Keeping housing expenses at or below 30% of income is a widely accepted measure used among researchers and economists for measuring the affordability—or financial burden—of housing in the U.S. However, rising housing prices in some states have forced Americans to get comfortable paying beyond the suggested 30% threshold in some of the more expensive metro areas across the U.S.
Experian looked at how mortgage debt varies by state and how it's grown over time. This analysis includes mortgage holders who owned just one property, as well as those who had invested in one or more properties that they do not live in themselves. The data is representative of total mortgage debt per person, and includes only residential property owners.
The states reporting the highest and lowest average mortgage debts track relatively closely to housing affordability in the U.S. Home prices grew by more than 42% overall from 2017-2021, according to the S&P Case-Shiller U.S. National Home Price Index. No U.S. state saw average mortgage debts dip over the last five years analyzed by Experian.
The sale price of the typical American home took off in summer 2020 after many U.S. states began easing lockdown restrictions put in place to stem the spread of COVID-19. The housing industry was particularly hot in states with less dense populations that saw a surge of remote workers who were no longer required to live close to their offices.
The rate at which home prices grew tapered a bit at the start of 2022. Now, as the Federal Reserve hikes interest rates, the market is experiencing a slowdown. Home prices are expected to keep growing, but much more slowly than during the period between 2020 to 2022.
The average American was carrying more than $220,000 in mortgage debt by the end of 2021.
Mortgage debt has been steadily increasing since 2017, with the exception of early 2020, when mortgage debt fell slightly on average. In March 2020, Congress passed the CARES Act which allowed some homeowners to pause or reduce their mortgage payments after the start of the pandemic.
Mortgage debt has grown the fastest over the last five years in Idaho, Utah, Tennessee, Colorado, and Texas. Property owners in the Northeast and Illinois have seen the slowest rate of increase.
While mortgage debt was high on average in Hawaii, it's grown much slower than in other parts of the U.S. The Aloha State has seen nearly 12% growth in mortgage debt since 2017. Some states historically regarded as highly affordable, like Texas, are seeing considerable increases in mortgage debt.
States in the West, Pacific Northwest, and Northeast hold the largest amount of mortgage debt on average, according to Experian mortgage data from the end of 2021.

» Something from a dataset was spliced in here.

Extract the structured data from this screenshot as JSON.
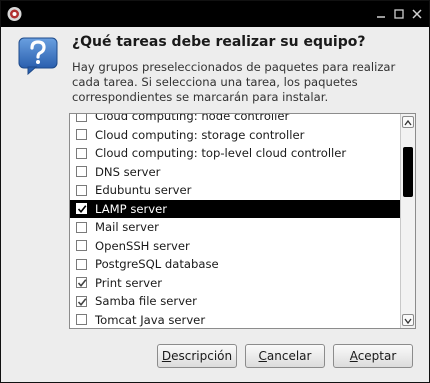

California and Washington led the continental U.S. in states with the highest average mortgage debt, while West Virginia and Mississippi had the lowest. Hawaii's average of more than $371,000 makes it the second-highest state for mortgage debt overall.

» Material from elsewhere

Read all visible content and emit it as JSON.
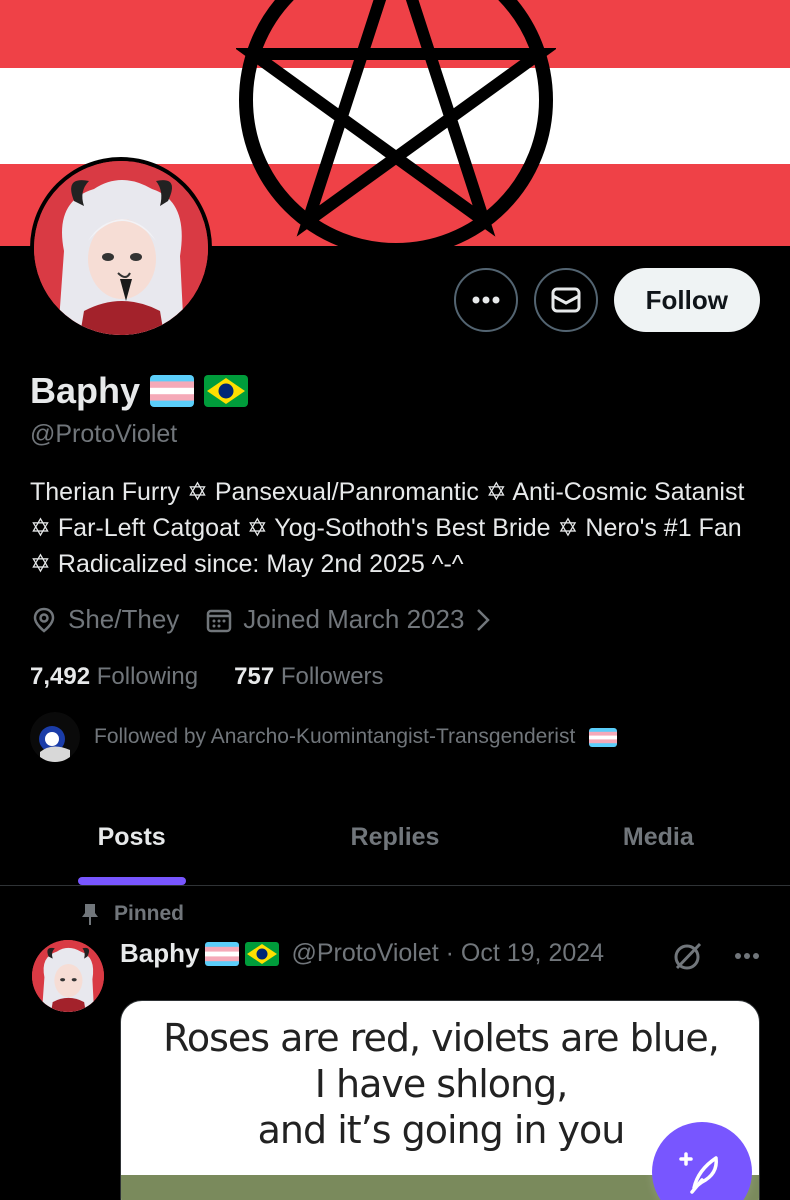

This story originally appeared on Experian and was produced and distributed in partnership with Stacker Studio.